Auto Age: Standoff Crack/Patch

Auto Age: Standoff In the bright but distant future, the recovery of New America rests in the hands of wheeled warriors. Will you side with the sinister Dark Jaw or intrepid Val Vega? Customize your killer ride and go head to head in 80s-style car combat. Gear up, team up, and roll out!

Download Auto Age: Standoff Crack/Patch

Released date
Platform PC Windows
Rating 61 / 100
User rating
8.8
Downloads 795
Genre Simulation, Combat, Vehicle
Company / Developer
Phantom Compass / Phantom Compass

Auto Age: Standoff reviews ( 1 )

GBG_Jason, Sep 27, 2017

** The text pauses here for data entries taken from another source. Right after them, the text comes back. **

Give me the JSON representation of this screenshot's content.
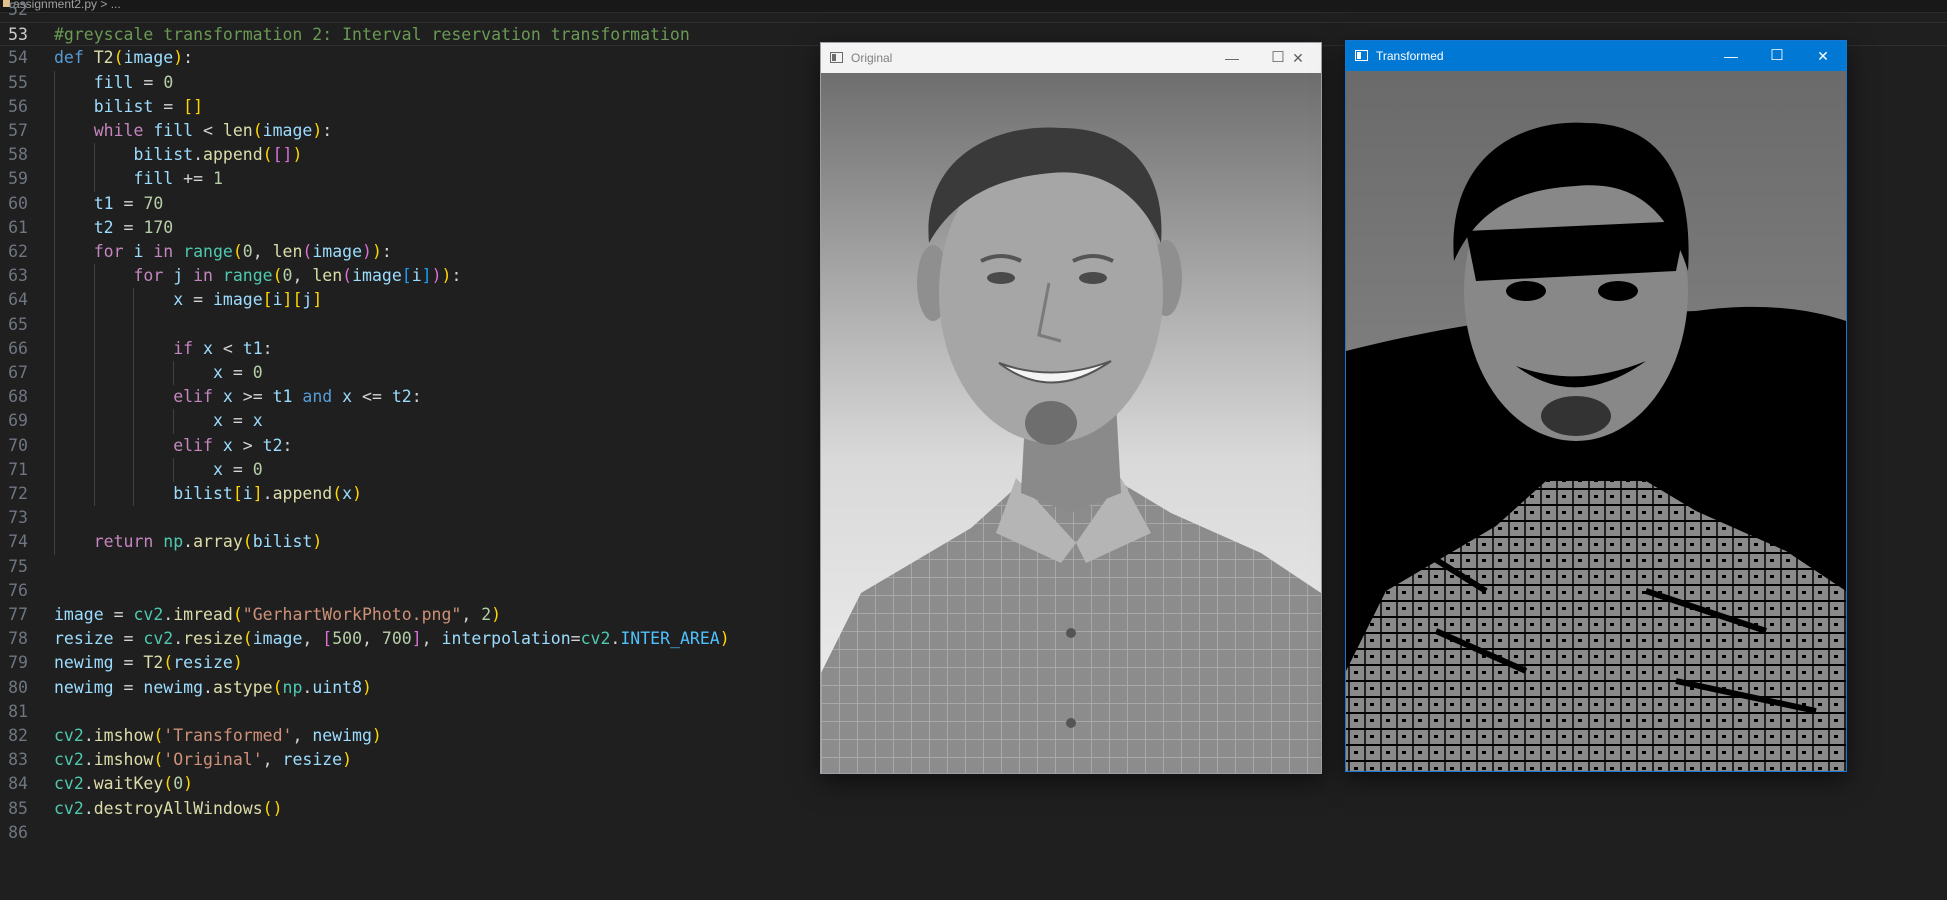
{
  "breadcrumb": {
    "file": "assignment2.py > ..."
  },
  "editor": {
    "current_line": "53",
    "lines": [
      {
        "n": "52",
        "tokens": []
      },
      {
        "n": "53",
        "tokens": [
          {
            "t": "#greyscale transformation 2: Interval reservation transformation",
            "c": "cm"
          }
        ]
      },
      {
        "n": "54",
        "tokens": [
          {
            "t": "def",
            "c": "kw"
          },
          {
            "t": " "
          },
          {
            "t": "T2",
            "c": "fn"
          },
          {
            "t": "(",
            "c": "b1"
          },
          {
            "t": "image",
            "c": "vr"
          },
          {
            "t": ")",
            "c": "b1"
          },
          {
            "t": ":"
          }
        ]
      },
      {
        "n": "55",
        "tokens": [
          {
            "t": "    "
          },
          {
            "t": "fill",
            "c": "vr"
          },
          {
            "t": " = "
          },
          {
            "t": "0",
            "c": "nm"
          }
        ]
      },
      {
        "n": "56",
        "tokens": [
          {
            "t": "    "
          },
          {
            "t": "bilist",
            "c": "vr"
          },
          {
            "t": " = "
          },
          {
            "t": "[]",
            "c": "b1"
          }
        ]
      },
      {
        "n": "57",
        "tokens": [
          {
            "t": "    "
          },
          {
            "t": "while",
            "c": "ctl"
          },
          {
            "t": " "
          },
          {
            "t": "fill",
            "c": "vr"
          },
          {
            "t": " < "
          },
          {
            "t": "len",
            "c": "fn"
          },
          {
            "t": "(",
            "c": "b1"
          },
          {
            "t": "image",
            "c": "vr"
          },
          {
            "t": ")",
            "c": "b1"
          },
          {
            "t": ":"
          }
        ]
      },
      {
        "n": "58",
        "tokens": [
          {
            "t": "        "
          },
          {
            "t": "bilist",
            "c": "vr"
          },
          {
            "t": "."
          },
          {
            "t": "append",
            "c": "fn"
          },
          {
            "t": "(",
            "c": "b1"
          },
          {
            "t": "[]",
            "c": "b2"
          },
          {
            "t": ")",
            "c": "b1"
          }
        ]
      },
      {
        "n": "59",
        "tokens": [
          {
            "t": "        "
          },
          {
            "t": "fill",
            "c": "vr"
          },
          {
            "t": " += "
          },
          {
            "t": "1",
            "c": "nm"
          }
        ]
      },
      {
        "n": "60",
        "tokens": [
          {
            "t": "    "
          },
          {
            "t": "t1",
            "c": "vr"
          },
          {
            "t": " = "
          },
          {
            "t": "70",
            "c": "nm"
          }
        ]
      },
      {
        "n": "61",
        "tokens": [
          {
            "t": "    "
          },
          {
            "t": "t2",
            "c": "vr"
          },
          {
            "t": " = "
          },
          {
            "t": "170",
            "c": "nm"
          }
        ]
      },
      {
        "n": "62",
        "tokens": [
          {
            "t": "    "
          },
          {
            "t": "for",
            "c": "ctl"
          },
          {
            "t": " "
          },
          {
            "t": "i",
            "c": "vr"
          },
          {
            "t": " "
          },
          {
            "t": "in",
            "c": "ctl"
          },
          {
            "t": " "
          },
          {
            "t": "range",
            "c": "md"
          },
          {
            "t": "(",
            "c": "b1"
          },
          {
            "t": "0",
            "c": "nm"
          },
          {
            "t": ", "
          },
          {
            "t": "len",
            "c": "fn"
          },
          {
            "t": "(",
            "c": "b2"
          },
          {
            "t": "image",
            "c": "vr"
          },
          {
            "t": ")",
            "c": "b2"
          },
          {
            "t": ")",
            "c": "b1"
          },
          {
            "t": ":"
          }
        ]
      },
      {
        "n": "63",
        "tokens": [
          {
            "t": "        "
          },
          {
            "t": "for",
            "c": "ctl"
          },
          {
            "t": " "
          },
          {
            "t": "j",
            "c": "vr"
          },
          {
            "t": " "
          },
          {
            "t": "in",
            "c": "ctl"
          },
          {
            "t": " "
          },
          {
            "t": "range",
            "c": "md"
          },
          {
            "t": "(",
            "c": "b1"
          },
          {
            "t": "0",
            "c": "nm"
          },
          {
            "t": ", "
          },
          {
            "t": "len",
            "c": "fn"
          },
          {
            "t": "(",
            "c": "b2"
          },
          {
            "t": "image",
            "c": "vr"
          },
          {
            "t": "[",
            "c": "b3"
          },
          {
            "t": "i",
            "c": "vr"
          },
          {
            "t": "]",
            "c": "b3"
          },
          {
            "t": ")",
            "c": "b2"
          },
          {
            "t": ")",
            "c": "b1"
          },
          {
            "t": ":"
          }
        ]
      },
      {
        "n": "64",
        "tokens": [
          {
            "t": "            "
          },
          {
            "t": "x",
            "c": "vr"
          },
          {
            "t": " = "
          },
          {
            "t": "image",
            "c": "vr"
          },
          {
            "t": "[",
            "c": "b1"
          },
          {
            "t": "i",
            "c": "vr"
          },
          {
            "t": "]",
            "c": "b1"
          },
          {
            "t": "[",
            "c": "b1"
          },
          {
            "t": "j",
            "c": "vr"
          },
          {
            "t": "]",
            "c": "b1"
          }
        ]
      },
      {
        "n": "65",
        "tokens": []
      },
      {
        "n": "66",
        "tokens": [
          {
            "t": "            "
          },
          {
            "t": "if",
            "c": "ctl"
          },
          {
            "t": " "
          },
          {
            "t": "x",
            "c": "vr"
          },
          {
            "t": " < "
          },
          {
            "t": "t1",
            "c": "vr"
          },
          {
            "t": ":"
          }
        ]
      },
      {
        "n": "67",
        "tokens": [
          {
            "t": "                "
          },
          {
            "t": "x",
            "c": "vr"
          },
          {
            "t": " = "
          },
          {
            "t": "0",
            "c": "nm"
          }
        ]
      },
      {
        "n": "68",
        "tokens": [
          {
            "t": "            "
          },
          {
            "t": "elif",
            "c": "ctl"
          },
          {
            "t": " "
          },
          {
            "t": "x",
            "c": "vr"
          },
          {
            "t": " >= "
          },
          {
            "t": "t1",
            "c": "vr"
          },
          {
            "t": " "
          },
          {
            "t": "and",
            "c": "kw"
          },
          {
            "t": " "
          },
          {
            "t": "x",
            "c": "vr"
          },
          {
            "t": " <= "
          },
          {
            "t": "t2",
            "c": "vr"
          },
          {
            "t": ":"
          }
        ]
      },
      {
        "n": "69",
        "tokens": [
          {
            "t": "                "
          },
          {
            "t": "x",
            "c": "vr"
          },
          {
            "t": " = "
          },
          {
            "t": "x",
            "c": "vr"
          }
        ]
      },
      {
        "n": "70",
        "tokens": [
          {
            "t": "            "
          },
          {
            "t": "elif",
            "c": "ctl"
          },
          {
            "t": " "
          },
          {
            "t": "x",
            "c": "vr"
          },
          {
            "t": " > "
          },
          {
            "t": "t2",
            "c": "vr"
          },
          {
            "t": ":"
          }
        ]
      },
      {
        "n": "71",
        "tokens": [
          {
            "t": "                "
          },
          {
            "t": "x",
            "c": "vr"
          },
          {
            "t": " = "
          },
          {
            "t": "0",
            "c": "nm"
          }
        ]
      },
      {
        "n": "72",
        "tokens": [
          {
            "t": "            "
          },
          {
            "t": "bilist",
            "c": "vr"
          },
          {
            "t": "[",
            "c": "b1"
          },
          {
            "t": "i",
            "c": "vr"
          },
          {
            "t": "]",
            "c": "b1"
          },
          {
            "t": "."
          },
          {
            "t": "append",
            "c": "fn"
          },
          {
            "t": "(",
            "c": "b1"
          },
          {
            "t": "x",
            "c": "vr"
          },
          {
            "t": ")",
            "c": "b1"
          }
        ]
      },
      {
        "n": "73",
        "tokens": []
      },
      {
        "n": "74",
        "tokens": [
          {
            "t": "    "
          },
          {
            "t": "return",
            "c": "ctl"
          },
          {
            "t": " "
          },
          {
            "t": "np",
            "c": "md"
          },
          {
            "t": "."
          },
          {
            "t": "array",
            "c": "fn"
          },
          {
            "t": "(",
            "c": "b1"
          },
          {
            "t": "bilist",
            "c": "vr"
          },
          {
            "t": ")",
            "c": "b1"
          }
        ]
      },
      {
        "n": "75",
        "tokens": []
      },
      {
        "n": "76",
        "tokens": []
      },
      {
        "n": "77",
        "tokens": [
          {
            "t": "image",
            "c": "vr"
          },
          {
            "t": " = "
          },
          {
            "t": "cv2",
            "c": "md"
          },
          {
            "t": "."
          },
          {
            "t": "imread",
            "c": "fn"
          },
          {
            "t": "(",
            "c": "b1"
          },
          {
            "t": "\"GerhartWorkPhoto.png\"",
            "c": "st"
          },
          {
            "t": ", "
          },
          {
            "t": "2",
            "c": "nm"
          },
          {
            "t": ")",
            "c": "b1"
          }
        ]
      },
      {
        "n": "78",
        "tokens": [
          {
            "t": "resize",
            "c": "vr"
          },
          {
            "t": " = "
          },
          {
            "t": "cv2",
            "c": "md"
          },
          {
            "t": "."
          },
          {
            "t": "resize",
            "c": "fn"
          },
          {
            "t": "(",
            "c": "b1"
          },
          {
            "t": "image",
            "c": "vr"
          },
          {
            "t": ", "
          },
          {
            "t": "[",
            "c": "b2"
          },
          {
            "t": "500",
            "c": "nm"
          },
          {
            "t": ", "
          },
          {
            "t": "700",
            "c": "nm"
          },
          {
            "t": "]",
            "c": "b2"
          },
          {
            "t": ", "
          },
          {
            "t": "interpolation",
            "c": "vr"
          },
          {
            "t": "="
          },
          {
            "t": "cv2",
            "c": "md"
          },
          {
            "t": "."
          },
          {
            "t": "INTER_AREA",
            "c": "cn"
          },
          {
            "t": ")",
            "c": "b1"
          }
        ]
      },
      {
        "n": "79",
        "tokens": [
          {
            "t": "newimg",
            "c": "vr"
          },
          {
            "t": " = "
          },
          {
            "t": "T2",
            "c": "fn"
          },
          {
            "t": "(",
            "c": "b1"
          },
          {
            "t": "resize",
            "c": "vr"
          },
          {
            "t": ")",
            "c": "b1"
          }
        ]
      },
      {
        "n": "80",
        "tokens": [
          {
            "t": "newimg",
            "c": "vr"
          },
          {
            "t": " = "
          },
          {
            "t": "newimg",
            "c": "vr"
          },
          {
            "t": "."
          },
          {
            "t": "astype",
            "c": "fn"
          },
          {
            "t": "(",
            "c": "b1"
          },
          {
            "t": "np",
            "c": "md"
          },
          {
            "t": "."
          },
          {
            "t": "uint8",
            "c": "vr"
          },
          {
            "t": ")",
            "c": "b1"
          }
        ]
      },
      {
        "n": "81",
        "tokens": []
      },
      {
        "n": "82",
        "tokens": [
          {
            "t": "cv2",
            "c": "md"
          },
          {
            "t": "."
          },
          {
            "t": "imshow",
            "c": "fn"
          },
          {
            "t": "(",
            "c": "b1"
          },
          {
            "t": "'Transformed'",
            "c": "st"
          },
          {
            "t": ", "
          },
          {
            "t": "newimg",
            "c": "vr"
          },
          {
            "t": ")",
            "c": "b1"
          }
        ]
      },
      {
        "n": "83",
        "tokens": [
          {
            "t": "cv2",
            "c": "md"
          },
          {
            "t": "."
          },
          {
            "t": "imshow",
            "c": "fn"
          },
          {
            "t": "(",
            "c": "b1"
          },
          {
            "t": "'Original'",
            "c": "st"
          },
          {
            "t": ", "
          },
          {
            "t": "resize",
            "c": "vr"
          },
          {
            "t": ")",
            "c": "b1"
          }
        ]
      },
      {
        "n": "84",
        "tokens": [
          {
            "t": "cv2",
            "c": "md"
          },
          {
            "t": "."
          },
          {
            "t": "waitKey",
            "c": "fn"
          },
          {
            "t": "(",
            "c": "b1"
          },
          {
            "t": "0",
            "c": "nm"
          },
          {
            "t": ")",
            "c": "b1"
          }
        ]
      },
      {
        "n": "85",
        "tokens": [
          {
            "t": "cv2",
            "c": "md"
          },
          {
            "t": "."
          },
          {
            "t": "destroyAllWindows",
            "c": "fn"
          },
          {
            "t": "()",
            "c": "b1"
          }
        ]
      },
      {
        "n": "86",
        "tokens": []
      }
    ]
  },
  "windows": {
    "original": {
      "title": "Original",
      "icons": [
        "app-icon",
        "minimize-icon",
        "maximize-icon",
        "close-icon"
      ]
    },
    "transformed": {
      "title": "Transformed",
      "icons": [
        "app-icon",
        "minimize-icon",
        "maximize-icon",
        "close-icon"
      ]
    }
  },
  "window_controls": {
    "minimize": "—",
    "maximize": "☐",
    "close": "✕"
  }
}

With Twisted Metal being on hiatus for a number of years, there has been a void in the seemingly forgotten genre of car combat. While some poor imitations have popped up through the years, no one has been able to capture what made Twisted Metal such a joy to play, nor have they matched its success. Can Auto Age: Standoff fill that void, or is it another knock off that’s going to crash and burn? The answer to both is kind of. The game’s narrative is brief and consists of a power struggle between Val Vega and the dastardly Dark Jaw, which is explained via a short intro video prior to loading the game. Between missions there is some chatter between the characters, but nothing noteworthy that added to my experience. With so much effort going into making this feel like a nod to GI Joe and other cartoons from the time, Joe’s omission (for obvious reasons) makes the game feel unfinished. While you can play solo with bots or split screen with another human counterpart, the bulk of your time with the offering will be spent with the online community, was next to non-existent before release (outside of the set online times). I feel like an arcade or ladder mode with a proper story would have been a huge improvement to making this seem like a complete package. With only four stages and a handful of modes being offered, there is a severe lack of content here. The cel-shaded graphics that accompany the game suit the storywell. As a huge fan of this style, it was the one thing that kept me interested. The only aspect of the presentation I was turned off by was the music. While I found the synth music a great callback to the 80’s, it quickly grated on my nerves and was promptly turned off before I was forced to stab myself in the ears with sporks. The combat itself is fun and frantic; I especially enjoyed the rush I got when interrupting a battle between other combatants and taking them both out at the last second. However, it quickly became stale due to the barebones content. At launch, the game featured four stages, a few game modes, and a limited number of vehicles to choose from. You’ll see all that this game has to offer in a few hours, if not less. While you can modify the vehicles to reflect paint schemes from either faction as well as its loadout, I found myself struggling to find a good balance and going back to the default offerings. While only four maps are offered, they are designed well for the game modes featured. There are plenty of areas to hide and wait for the right time to pounce on your enemies or interrupt a battle in progress, as well as places to set up traps if playing a team based mode. You’ll also find hidden power-ups and repair pick-ups scattered about the level. While not always a necessity, since the vehicles are fairly well equipped, these can turn the tide of battle. The controls are responsive and feel natural, with controller support being a preference. One thing to note if you plan on playing on a TV opposed to a monitor: you cannot navigate the menus with a controller, which means you will have to keep going to your setup to make changes or initiate a new game between rounds. This was only a mild inconvenience; and let’s be honest, I can use the exercise. Your experience with Auto Age: Standoff is going to depend on the availability of other players online, or if you have friends wanting to play. While games are auto filled with bots if legit players are unavailable, their AI is lacking and often would drive into walls or completely ignore me. You can also play locally in a split screen mode. I can confirm the game did suffer some minor hiccups in the frame rate when stuff really hit the fan on both screens, but ran well overall. With the Twisted Metal franchise on hold, I would recommend this title above other similar options for a few hours of mindless fun.